Brockman, C. Frank. Trees of North America: A Guide to Field Identification. Ed. Herbert S. Zim. New York: Golden, 1986.

Cliburn, Jerry, and Ginny Clomps. A Key to Missouri Trees in Winter: An Identification Guide. Conservation Commission of the State of Missouri, 1980.

Collingwood, G. H., Warren David Brush, and Devereux Butcher. Knowing Your Trees. Washington: American Forestry Association, 1978.

Dirr, Michael. Dirr's Hardy Trees and Shrubs: an Illustrated Encyclopedia. Portland, Or.: Timber, 1997.

Elias, Thomas S. The Complete Trees of North America; Field Guide and Natural History. New York: Book Division, Times Mirror Magazines, 1980.

Grimm, William Carey. The Book of Trees;. Harrisburg, PA: Stackpole, 1962.

Hightshoe, Gary L. Native Trees, Shrubs, and Vines for Urban and Rural America: a Planting Design Manual for Environmental Designers. New York: Van Nostrand Reinhold, 1988.

Little, Elbert L. National Audubon Society Field Guide to North American Trees. New York: Chanticleer, 1996.

Martin, Alexander C., Herbert S. Zim, and Arnold L. Nelson. American Wildlife and Plants. New York: McGraw Hill, 1951.

Mitchell, Alan F., and David More. The Trees of North America. New York, NY: Facts On File Publications, 1987.

Randall, Charles E. Enjoying Our Trees. Washington: American Forestry Association, 1969.

Settergren, Carl D., and R. E. McDermott. Trees of Missouri. Columbia: University Extension, 1995.

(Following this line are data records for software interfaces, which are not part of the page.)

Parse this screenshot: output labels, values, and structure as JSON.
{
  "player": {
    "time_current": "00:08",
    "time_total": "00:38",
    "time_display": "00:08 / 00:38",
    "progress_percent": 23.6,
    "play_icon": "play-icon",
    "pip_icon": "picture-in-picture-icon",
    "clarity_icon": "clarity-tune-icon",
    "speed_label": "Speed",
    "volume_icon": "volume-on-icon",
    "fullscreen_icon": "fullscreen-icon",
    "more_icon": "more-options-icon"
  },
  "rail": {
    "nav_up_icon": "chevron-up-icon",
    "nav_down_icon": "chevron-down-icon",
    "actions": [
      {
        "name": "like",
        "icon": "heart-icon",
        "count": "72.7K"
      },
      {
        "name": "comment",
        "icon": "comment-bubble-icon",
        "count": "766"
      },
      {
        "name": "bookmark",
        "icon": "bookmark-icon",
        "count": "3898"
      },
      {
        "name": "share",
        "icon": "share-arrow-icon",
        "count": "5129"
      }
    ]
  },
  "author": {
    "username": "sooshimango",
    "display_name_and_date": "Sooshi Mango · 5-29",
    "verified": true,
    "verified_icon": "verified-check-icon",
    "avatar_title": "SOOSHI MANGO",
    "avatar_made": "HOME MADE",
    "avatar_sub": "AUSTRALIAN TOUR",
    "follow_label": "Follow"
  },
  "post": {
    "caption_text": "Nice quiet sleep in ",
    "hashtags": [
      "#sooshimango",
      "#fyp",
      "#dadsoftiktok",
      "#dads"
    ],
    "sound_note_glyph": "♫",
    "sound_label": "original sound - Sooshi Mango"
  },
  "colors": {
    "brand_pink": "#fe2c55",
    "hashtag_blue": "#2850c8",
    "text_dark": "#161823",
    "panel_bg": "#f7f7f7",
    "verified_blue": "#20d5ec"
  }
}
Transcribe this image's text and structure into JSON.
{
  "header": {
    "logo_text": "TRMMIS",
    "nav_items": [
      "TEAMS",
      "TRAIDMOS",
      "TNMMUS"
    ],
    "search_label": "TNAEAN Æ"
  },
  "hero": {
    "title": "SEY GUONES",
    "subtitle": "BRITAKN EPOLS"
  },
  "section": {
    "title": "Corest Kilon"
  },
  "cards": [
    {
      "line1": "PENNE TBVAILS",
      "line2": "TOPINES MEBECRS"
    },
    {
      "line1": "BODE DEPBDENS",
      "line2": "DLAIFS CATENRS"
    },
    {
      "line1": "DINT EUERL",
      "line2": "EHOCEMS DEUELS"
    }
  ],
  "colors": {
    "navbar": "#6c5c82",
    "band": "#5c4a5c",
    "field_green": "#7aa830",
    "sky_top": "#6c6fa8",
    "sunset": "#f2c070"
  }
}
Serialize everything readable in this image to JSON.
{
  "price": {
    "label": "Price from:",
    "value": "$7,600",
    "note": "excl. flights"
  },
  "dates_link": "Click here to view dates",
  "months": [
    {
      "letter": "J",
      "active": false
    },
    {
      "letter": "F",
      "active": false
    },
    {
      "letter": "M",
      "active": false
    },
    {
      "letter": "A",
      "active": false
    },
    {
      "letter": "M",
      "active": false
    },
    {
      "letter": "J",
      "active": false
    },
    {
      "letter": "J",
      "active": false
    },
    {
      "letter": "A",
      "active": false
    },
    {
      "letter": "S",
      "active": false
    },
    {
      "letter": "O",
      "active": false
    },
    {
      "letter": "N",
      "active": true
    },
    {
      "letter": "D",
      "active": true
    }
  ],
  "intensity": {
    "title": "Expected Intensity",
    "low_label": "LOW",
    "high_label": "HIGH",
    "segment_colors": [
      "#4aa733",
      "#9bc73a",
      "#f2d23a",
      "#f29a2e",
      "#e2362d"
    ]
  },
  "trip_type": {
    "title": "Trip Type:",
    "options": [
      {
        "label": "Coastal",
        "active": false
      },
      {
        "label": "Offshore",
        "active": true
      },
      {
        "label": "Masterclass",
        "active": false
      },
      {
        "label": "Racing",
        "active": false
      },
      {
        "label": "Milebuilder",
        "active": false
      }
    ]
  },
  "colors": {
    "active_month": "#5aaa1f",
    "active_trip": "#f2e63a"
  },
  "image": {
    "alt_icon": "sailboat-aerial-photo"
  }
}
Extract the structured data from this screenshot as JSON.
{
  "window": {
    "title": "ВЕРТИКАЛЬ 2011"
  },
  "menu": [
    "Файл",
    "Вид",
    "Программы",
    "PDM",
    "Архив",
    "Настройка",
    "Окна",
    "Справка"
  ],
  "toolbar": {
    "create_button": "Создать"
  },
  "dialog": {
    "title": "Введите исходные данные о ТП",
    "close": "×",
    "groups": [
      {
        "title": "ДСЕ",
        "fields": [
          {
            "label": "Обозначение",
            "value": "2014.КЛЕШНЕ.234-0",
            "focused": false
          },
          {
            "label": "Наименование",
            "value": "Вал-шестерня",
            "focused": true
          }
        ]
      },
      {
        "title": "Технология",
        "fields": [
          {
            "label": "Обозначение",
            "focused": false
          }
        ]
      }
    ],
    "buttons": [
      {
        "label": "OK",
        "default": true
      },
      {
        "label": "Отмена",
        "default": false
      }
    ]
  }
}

Sternberg, Guy, and James W. Wilson. Native Trees for North American Landscapes: from the Atlantic to the Rockies. Portland: Timber, 2004.

Wharton, Mary E., and Roger W. Barbour. Trees and Shrubs of Kentucky. Lexington: University of Kentucky, 1973.

Wyman, Donald. Trees for American Gardens. New York: Macmillan, 1965.

Photos and text copyright © 2006-2010 by Genevieve L. Netz. All rights reserved. Do not republish without written permission. My e-mail address is gnetz51@gmail.com